DATASET CONTENT:
--------------------------------

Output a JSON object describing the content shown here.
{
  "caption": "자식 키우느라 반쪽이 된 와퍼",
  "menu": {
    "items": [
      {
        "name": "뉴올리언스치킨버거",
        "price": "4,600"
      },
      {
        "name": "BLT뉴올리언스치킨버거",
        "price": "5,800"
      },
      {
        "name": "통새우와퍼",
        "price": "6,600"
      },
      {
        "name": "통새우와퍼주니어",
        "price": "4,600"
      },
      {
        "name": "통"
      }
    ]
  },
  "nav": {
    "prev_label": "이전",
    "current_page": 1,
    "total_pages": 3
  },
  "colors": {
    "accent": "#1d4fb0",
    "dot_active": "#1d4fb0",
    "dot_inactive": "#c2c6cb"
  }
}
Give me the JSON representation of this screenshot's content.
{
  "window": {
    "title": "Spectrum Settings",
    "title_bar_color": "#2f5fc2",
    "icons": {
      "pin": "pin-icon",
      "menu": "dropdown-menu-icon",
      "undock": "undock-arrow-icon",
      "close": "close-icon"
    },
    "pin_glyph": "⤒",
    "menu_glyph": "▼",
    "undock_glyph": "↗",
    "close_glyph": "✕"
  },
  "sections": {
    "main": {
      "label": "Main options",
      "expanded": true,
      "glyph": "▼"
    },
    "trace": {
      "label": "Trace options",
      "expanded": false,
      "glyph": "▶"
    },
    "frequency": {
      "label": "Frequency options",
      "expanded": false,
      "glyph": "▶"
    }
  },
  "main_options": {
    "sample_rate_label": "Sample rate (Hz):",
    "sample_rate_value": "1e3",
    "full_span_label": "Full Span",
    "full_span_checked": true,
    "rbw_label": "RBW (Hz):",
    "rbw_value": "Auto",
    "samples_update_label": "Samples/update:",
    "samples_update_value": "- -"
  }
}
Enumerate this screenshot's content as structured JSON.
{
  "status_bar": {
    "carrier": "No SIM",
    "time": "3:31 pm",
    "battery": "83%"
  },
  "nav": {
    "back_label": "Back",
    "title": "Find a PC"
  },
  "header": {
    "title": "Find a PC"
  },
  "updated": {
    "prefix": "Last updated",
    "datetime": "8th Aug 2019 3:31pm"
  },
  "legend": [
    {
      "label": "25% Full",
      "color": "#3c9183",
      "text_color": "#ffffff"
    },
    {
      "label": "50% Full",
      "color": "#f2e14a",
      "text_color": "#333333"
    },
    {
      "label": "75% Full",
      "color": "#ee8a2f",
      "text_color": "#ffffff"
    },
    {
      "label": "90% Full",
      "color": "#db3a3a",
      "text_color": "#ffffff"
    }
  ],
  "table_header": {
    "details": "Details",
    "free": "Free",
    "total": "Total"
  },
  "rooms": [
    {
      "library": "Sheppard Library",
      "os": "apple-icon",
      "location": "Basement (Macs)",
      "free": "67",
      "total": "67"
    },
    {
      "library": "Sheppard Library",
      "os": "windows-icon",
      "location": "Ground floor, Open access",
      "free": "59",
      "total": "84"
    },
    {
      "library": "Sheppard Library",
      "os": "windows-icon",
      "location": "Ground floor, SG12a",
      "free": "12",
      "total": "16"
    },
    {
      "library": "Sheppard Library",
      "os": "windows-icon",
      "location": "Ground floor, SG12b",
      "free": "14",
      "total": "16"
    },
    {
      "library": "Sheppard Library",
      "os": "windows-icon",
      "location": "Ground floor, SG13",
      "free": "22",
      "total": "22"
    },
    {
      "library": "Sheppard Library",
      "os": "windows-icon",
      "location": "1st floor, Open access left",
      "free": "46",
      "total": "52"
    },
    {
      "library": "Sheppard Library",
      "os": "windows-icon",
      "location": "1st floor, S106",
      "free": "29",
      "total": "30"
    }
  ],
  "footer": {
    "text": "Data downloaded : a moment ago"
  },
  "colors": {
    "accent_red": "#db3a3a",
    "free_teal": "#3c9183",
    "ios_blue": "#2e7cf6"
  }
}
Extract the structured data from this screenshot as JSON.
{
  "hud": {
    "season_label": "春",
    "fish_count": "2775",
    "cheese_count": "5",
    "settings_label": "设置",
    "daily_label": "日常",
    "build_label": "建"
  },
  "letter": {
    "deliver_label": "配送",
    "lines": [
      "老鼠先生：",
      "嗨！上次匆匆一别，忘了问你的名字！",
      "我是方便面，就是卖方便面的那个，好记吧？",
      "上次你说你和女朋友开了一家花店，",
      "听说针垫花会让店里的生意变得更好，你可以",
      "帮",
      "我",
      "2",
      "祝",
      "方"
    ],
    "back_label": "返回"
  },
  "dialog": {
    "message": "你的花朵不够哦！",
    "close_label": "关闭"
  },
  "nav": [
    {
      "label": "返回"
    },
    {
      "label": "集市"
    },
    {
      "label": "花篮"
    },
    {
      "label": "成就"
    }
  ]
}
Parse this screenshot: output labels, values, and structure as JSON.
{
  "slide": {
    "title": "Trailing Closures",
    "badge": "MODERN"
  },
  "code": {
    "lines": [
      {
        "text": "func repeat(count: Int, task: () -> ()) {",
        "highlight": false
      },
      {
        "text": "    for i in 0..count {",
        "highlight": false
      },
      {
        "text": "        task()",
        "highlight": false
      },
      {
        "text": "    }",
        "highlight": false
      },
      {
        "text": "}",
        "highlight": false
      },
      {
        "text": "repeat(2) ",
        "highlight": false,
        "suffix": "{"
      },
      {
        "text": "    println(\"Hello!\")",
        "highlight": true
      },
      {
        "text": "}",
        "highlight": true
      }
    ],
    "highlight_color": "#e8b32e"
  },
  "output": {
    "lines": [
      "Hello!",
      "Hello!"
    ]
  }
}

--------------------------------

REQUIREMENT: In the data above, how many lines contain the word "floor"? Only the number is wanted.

TASK RESPONSE: 6